The readings for today’s Mass were: 

Reading 1
1 KGS 8:22-23, 27-30

Solomon stood before the altar of the LORD
in the presence of the whole community of Israel,
and stretching forth his hands toward heaven,
he said, “LORD, God of Israel,
there is no God like you in heaven above or on earth below;
you keep your covenant of mercy with your servants
who are faithful to you with their whole heart.“Can it indeed be that God dwells on earth?
If the heavens and the highest heavens cannot contain you,
how much less this temple which I have built!
Look kindly on the prayer and petition of your servant, O LORD, my God,
and listen to the cry of supplication which I, your servant,
utter before you this day.
May your eyes watch night and day over this temple,
the place where you have decreed you shall be honored;
may you heed the prayer which I, your servant, offer in this place.
Listen to the petitions of your servant and of your people Israel
which they offer in this place.
Listen from your heavenly dwelling and grant pardon.”

Responsorial Psalm
PS 84:3, 4, 5 AND 10, 11

R. (2) How lovely is your dwelling place, Lord, mighty God!
My soul yearns and pines
for the courts of the LORD.
My heart and my flesh
cry out for the living God.
R. How lovely is your dwelling place, Lord, mighty God!
Even the sparrow finds a home,
and the swallow a nest
in which she puts her young—
Your altars, O LORD of hosts,
my king and my God!
R. How lovely is your dwelling place, Lord, mighty God!
Blessed they who dwell in your house!
continually they praise you.
O God, behold our shield,
and look upon the face of your anointed.
R. How lovely is your dwelling place, Lord, mighty God!
I had rather one day in your courts
than a thousand elsewhere;
I had rather lie at the threshold of the house of my God
than dwell in the tents of the wicked.
R. How lovely is your dwelling place, Lord, mighty God!

MK 7:1-13

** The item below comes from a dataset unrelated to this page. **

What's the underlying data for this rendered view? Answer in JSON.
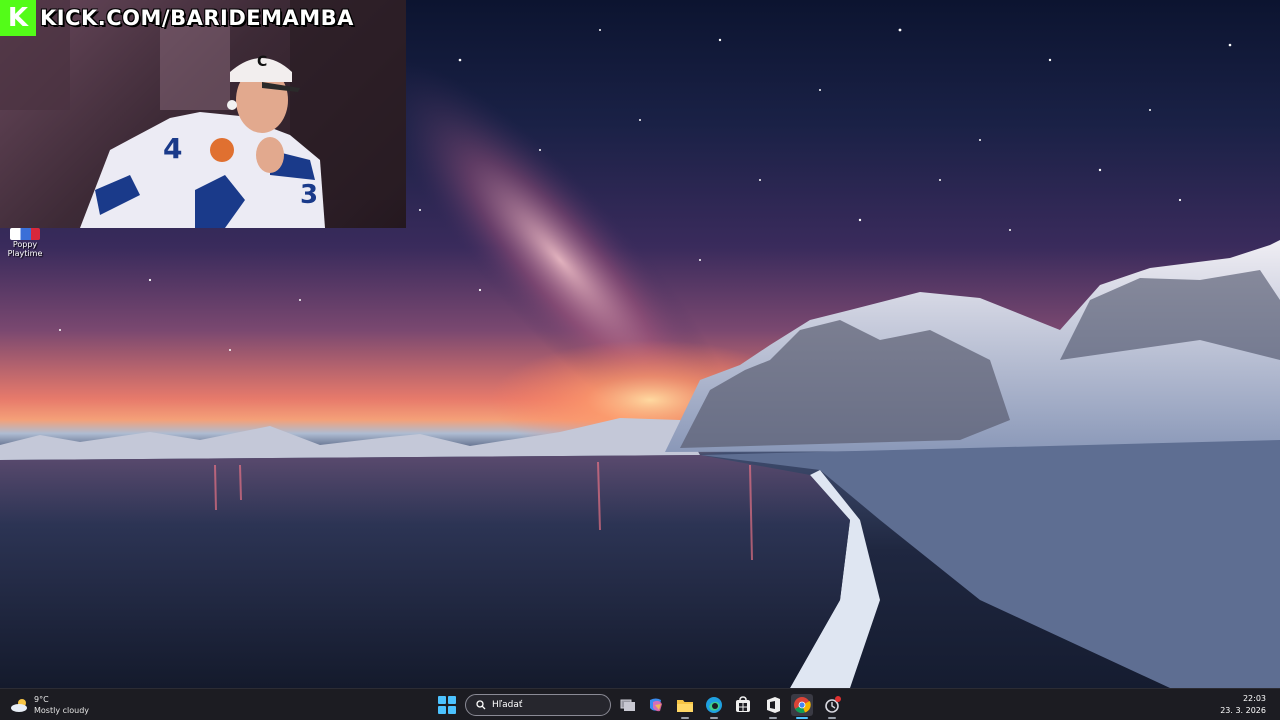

When the Pharisees with some scribes who had come from Jerusalem
gathered around Jesus,
they observed that some of his disciples ate their meals
with unclean, that is, unwashed, hands.
(For the Pharisees and, in fact, all Jews,
do not eat without carefully washing their hands,
keeping the tradition of the elders.
And on coming from the marketplace
they do not eat without purifying themselves.
And there are many other things that they have traditionally observed,
the purification of cups and jugs and kettles and beds.)
So the Pharisees and scribes questioned him,
“Why do your disciples not follow the tradition of the elders
but instead eat a meal with unclean hands?”
He responded,
“Well did Isaiah prophesy about you hypocrites,
as it is written:This people honors me with their lips,
but their hearts are far from me;
In vain do they worship me,
teaching as doctrines human precepts.
You disregard God’s commandment but cling to human tradition.”
He went on to say,
“How well you have set aside the commandment of God
in order to uphold your tradition!
For Moses said,
Honor your father and your mother,
and Whoever curses father or mother shall die.
Yet you say,
‘If someone says to father or mother,
“Any support you might have had from me is qorban”’
(meaning, dedicated to God),
you allow him to do nothing more for his father or mother.
You nullify the word of God
in favor of your tradition that you have handed on.
And you do many such things.”